**The problem**
Work through the entries that follow and state how many lines contain the word "title". Only the number is wanted.

(Element data from apps and pages)
"""
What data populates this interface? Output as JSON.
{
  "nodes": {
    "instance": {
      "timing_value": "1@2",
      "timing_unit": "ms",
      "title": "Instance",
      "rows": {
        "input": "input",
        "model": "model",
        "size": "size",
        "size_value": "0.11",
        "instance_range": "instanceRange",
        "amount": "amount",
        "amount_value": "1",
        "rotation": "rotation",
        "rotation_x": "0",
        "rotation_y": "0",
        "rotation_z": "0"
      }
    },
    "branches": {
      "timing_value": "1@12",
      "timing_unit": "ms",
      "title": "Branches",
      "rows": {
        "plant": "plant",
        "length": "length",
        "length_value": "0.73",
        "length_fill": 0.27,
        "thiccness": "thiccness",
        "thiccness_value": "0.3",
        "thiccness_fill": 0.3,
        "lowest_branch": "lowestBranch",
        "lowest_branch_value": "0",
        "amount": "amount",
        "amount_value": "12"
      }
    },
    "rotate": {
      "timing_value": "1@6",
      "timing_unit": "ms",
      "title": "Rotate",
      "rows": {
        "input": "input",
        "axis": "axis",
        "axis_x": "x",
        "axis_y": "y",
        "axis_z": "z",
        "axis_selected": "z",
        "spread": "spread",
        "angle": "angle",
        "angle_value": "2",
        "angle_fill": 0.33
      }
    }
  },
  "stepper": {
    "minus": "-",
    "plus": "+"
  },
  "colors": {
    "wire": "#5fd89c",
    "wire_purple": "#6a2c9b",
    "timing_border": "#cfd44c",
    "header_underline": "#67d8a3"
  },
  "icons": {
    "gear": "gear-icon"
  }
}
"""
**Output below**
3